In sector news we have a blend of content from Press Releases, education resources, reports, education research, white papers from a range of contributors. We have a lot of positive education news articles from colleges, awarding organisations and Apprenticeship Training Providers, press releases from DfE to Think Tanks giving the overview of a report, through to helpful resources to help you with delivering education strategies to your learners and students.


We have a range of education podcasts on FE News, from hour long full production FE podcasts such as SkillsWorldLive in conjunction with the Federation of Awarding Bodies, to weekly podcasts from experts and thought leaders, providing advice and guidance to leaders. FE News also record podcasts at conferences and events, giving you one on one podcasts with education and skills experts on the latest strategies and developments.

We have over 150 education podcasts on FE News, ranging from EdTech podcasts with experts discussing Education 4.0 and how technology is complimenting and transforming education, to podcasts with experts discussing education research, the future of work, how to develop skills systems for jobs of the future to interviews with the Apprenticeship and Skills Minister.

We record our own exclusive FE News podcasts, work in conjunction with sector partners such as FAB to create weekly podcasts and daily education podcasts, through to working with sector leaders creating exclusive education news podcasts.

Education Video Interviews

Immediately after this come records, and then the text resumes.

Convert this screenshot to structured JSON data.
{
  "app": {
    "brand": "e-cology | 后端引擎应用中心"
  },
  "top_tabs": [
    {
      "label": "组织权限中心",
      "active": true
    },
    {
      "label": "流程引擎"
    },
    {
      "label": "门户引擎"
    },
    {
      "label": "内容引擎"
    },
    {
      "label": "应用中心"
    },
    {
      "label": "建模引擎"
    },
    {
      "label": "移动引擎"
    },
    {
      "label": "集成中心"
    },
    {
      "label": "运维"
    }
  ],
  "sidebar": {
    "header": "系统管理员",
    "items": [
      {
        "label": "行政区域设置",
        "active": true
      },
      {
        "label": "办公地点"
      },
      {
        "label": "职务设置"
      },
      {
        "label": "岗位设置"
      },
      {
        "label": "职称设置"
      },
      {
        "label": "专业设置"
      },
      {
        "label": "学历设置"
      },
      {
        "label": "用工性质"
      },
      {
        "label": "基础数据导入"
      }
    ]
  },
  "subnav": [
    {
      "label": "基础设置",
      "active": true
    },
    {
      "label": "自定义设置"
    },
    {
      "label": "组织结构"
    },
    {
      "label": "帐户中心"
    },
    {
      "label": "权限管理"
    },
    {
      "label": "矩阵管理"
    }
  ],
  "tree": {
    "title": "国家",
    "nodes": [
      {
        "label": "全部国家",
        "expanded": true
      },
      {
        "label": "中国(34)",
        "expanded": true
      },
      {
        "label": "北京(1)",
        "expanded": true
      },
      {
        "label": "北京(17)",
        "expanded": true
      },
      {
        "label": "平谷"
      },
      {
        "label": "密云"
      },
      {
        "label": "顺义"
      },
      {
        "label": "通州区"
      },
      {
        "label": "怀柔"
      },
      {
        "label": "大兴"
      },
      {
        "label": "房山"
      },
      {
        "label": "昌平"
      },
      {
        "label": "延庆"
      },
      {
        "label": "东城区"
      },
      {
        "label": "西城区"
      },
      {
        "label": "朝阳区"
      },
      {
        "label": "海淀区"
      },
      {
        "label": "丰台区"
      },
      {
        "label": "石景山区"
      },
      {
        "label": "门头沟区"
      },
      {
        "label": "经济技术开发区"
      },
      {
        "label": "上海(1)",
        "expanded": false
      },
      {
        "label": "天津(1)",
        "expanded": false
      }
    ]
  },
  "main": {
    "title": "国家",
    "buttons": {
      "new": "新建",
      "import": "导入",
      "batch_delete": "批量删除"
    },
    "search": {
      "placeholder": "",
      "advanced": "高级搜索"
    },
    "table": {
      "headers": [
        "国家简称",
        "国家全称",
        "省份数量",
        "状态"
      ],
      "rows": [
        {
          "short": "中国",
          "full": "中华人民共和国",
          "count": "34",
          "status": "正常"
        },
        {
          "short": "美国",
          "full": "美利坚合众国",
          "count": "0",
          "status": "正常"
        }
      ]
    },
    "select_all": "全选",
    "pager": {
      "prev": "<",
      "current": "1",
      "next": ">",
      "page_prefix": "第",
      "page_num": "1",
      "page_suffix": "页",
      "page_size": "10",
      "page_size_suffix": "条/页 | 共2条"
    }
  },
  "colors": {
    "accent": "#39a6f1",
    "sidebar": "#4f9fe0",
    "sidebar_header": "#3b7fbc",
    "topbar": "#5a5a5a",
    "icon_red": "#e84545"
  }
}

FE News have over 700 FE Video interviews and have been recording education video interviews with experts for over 12 years. These are usually vox pop video interviews with experts across education and work, discussing blue sky thinking ideas and views about the future of education and work.


FE News has a free events calendar to check out the latest conferences, webinars and events to keep up to date with the latest education news and strategies.

FE Newsrooms

The FE Newsroom is home to your content if you are a FE News contributor. It also help the audience develop relationship with either you as an individual or your organisation as they can click through and ‘box set’ consume all of your previous thought leadership articles, latest education news press releases, videos and education podcasts.

Do you want to contribute, share your ideas or vision or share a press release?

If you want to write a thought leadership article, share your ideas and vision for the future of education or the future of work, write a press release sharing the latest education news or contribute to a podcast, first of all you need to set up a FE Newsroom login (which is free): once the team have approved your newsroom (all content, newsrooms are all approved by a member of the FE News team- no robots are used in this process!), you can then start adding content (again all articles, videos and podcasts are all approved by the FE News editorial team before they go live on FE News). As all newsrooms and content are approved by the FE News team, there will be a slight delay on the team being able to review and approve content.

 RSS IconRSS Feed Selection Page